◆ Activity:
Considering every line below, count those with the word "Rapid" and give only the result.

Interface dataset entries
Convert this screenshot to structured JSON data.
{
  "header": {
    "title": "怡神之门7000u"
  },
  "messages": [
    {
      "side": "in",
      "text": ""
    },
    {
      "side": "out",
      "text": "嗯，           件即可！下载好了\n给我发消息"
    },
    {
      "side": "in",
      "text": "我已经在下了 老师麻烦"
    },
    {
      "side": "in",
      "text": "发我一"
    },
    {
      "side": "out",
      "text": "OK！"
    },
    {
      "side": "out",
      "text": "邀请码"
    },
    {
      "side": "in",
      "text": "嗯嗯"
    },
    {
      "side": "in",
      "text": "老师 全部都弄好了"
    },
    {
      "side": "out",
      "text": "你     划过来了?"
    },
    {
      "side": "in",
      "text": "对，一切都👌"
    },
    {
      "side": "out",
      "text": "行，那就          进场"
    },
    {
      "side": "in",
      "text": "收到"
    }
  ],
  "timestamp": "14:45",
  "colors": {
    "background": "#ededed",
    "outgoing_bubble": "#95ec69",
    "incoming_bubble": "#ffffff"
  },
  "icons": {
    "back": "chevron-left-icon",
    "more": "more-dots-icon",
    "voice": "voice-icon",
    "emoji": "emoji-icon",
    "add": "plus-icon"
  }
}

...

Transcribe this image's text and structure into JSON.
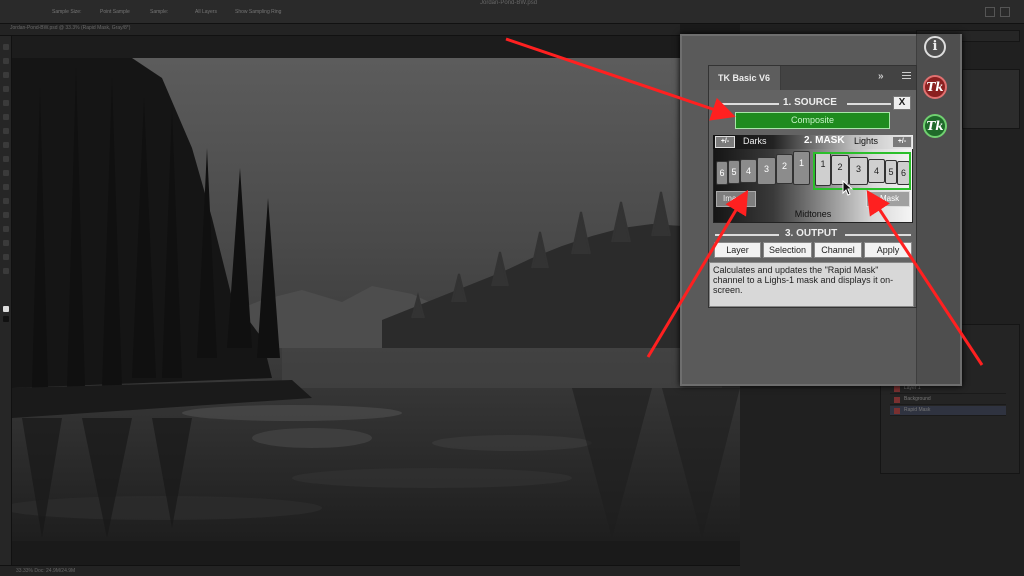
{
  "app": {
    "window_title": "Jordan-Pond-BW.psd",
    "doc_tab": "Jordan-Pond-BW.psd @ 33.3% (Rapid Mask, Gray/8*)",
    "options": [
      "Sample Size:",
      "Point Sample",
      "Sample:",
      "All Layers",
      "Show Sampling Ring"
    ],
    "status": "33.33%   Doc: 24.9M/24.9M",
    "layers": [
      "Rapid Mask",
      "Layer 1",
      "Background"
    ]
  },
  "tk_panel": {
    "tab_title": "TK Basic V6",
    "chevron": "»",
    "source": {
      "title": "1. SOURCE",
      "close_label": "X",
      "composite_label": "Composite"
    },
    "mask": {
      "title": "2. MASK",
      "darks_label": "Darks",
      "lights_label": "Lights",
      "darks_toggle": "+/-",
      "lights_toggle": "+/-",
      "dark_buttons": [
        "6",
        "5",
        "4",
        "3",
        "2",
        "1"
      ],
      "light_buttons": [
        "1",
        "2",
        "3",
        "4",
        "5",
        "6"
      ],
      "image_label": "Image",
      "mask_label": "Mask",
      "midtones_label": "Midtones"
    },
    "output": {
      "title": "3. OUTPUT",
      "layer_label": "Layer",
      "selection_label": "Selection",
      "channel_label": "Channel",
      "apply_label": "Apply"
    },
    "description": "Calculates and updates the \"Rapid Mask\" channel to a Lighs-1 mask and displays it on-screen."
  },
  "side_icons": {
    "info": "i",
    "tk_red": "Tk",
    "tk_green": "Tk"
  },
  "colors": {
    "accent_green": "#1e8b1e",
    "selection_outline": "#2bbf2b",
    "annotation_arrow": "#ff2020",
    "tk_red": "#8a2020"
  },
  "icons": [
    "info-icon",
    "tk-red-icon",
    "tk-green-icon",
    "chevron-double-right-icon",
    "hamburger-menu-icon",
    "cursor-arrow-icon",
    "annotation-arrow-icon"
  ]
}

◆ Exercise result:
3